◆ **Assignment**: Copy every line below where the string "기타도로시설" is found.

==== Material supplied ====

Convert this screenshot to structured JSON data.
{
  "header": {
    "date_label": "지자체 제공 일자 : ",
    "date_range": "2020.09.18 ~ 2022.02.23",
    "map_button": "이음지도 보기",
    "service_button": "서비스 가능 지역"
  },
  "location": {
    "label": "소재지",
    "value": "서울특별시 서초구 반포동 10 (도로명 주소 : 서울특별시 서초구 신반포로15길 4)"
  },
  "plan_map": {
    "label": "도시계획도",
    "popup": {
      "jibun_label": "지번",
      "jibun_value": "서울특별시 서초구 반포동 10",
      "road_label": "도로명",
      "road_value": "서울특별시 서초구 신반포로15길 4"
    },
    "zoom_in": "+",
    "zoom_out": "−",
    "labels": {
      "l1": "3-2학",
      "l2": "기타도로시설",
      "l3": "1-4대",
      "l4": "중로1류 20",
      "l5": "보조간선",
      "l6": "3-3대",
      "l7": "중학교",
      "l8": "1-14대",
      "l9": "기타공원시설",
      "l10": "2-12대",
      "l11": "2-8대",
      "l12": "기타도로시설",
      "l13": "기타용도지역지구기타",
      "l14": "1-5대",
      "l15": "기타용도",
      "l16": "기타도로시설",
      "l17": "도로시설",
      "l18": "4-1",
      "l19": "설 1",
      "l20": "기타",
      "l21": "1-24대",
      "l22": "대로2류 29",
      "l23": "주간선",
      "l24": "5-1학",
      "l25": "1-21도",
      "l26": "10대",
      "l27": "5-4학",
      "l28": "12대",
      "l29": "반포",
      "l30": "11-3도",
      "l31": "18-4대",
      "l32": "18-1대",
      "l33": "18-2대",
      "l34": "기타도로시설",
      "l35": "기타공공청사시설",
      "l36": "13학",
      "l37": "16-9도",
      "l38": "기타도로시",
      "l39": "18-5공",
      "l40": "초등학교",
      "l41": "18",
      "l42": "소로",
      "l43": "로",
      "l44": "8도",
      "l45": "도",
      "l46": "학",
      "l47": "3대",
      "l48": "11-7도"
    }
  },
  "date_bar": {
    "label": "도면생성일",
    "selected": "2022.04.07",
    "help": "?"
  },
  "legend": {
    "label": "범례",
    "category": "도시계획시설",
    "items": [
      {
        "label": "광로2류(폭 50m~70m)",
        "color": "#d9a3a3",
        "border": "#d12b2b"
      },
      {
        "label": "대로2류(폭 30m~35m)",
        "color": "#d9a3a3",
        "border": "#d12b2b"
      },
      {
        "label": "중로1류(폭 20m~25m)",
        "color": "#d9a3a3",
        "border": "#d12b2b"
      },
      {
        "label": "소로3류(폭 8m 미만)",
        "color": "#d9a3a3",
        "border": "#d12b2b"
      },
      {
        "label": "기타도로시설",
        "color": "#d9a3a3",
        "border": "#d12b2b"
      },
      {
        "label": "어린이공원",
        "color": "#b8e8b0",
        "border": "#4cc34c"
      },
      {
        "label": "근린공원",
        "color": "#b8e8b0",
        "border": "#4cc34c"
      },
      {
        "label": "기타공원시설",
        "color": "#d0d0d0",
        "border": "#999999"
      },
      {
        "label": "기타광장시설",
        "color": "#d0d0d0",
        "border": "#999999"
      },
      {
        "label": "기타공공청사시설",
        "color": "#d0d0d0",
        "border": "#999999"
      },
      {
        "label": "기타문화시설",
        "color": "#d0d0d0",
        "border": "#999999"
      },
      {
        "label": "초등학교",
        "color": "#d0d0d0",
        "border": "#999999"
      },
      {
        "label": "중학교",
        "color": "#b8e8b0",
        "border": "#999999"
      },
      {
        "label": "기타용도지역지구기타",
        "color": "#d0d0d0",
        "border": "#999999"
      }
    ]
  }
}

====

◆ **Expected answer**:
      "l2": "기타도로시설",
      "l12": "기타도로시설",
      "l16": "기타도로시설",
      "l34": "기타도로시설",
        "label": "기타도로시설",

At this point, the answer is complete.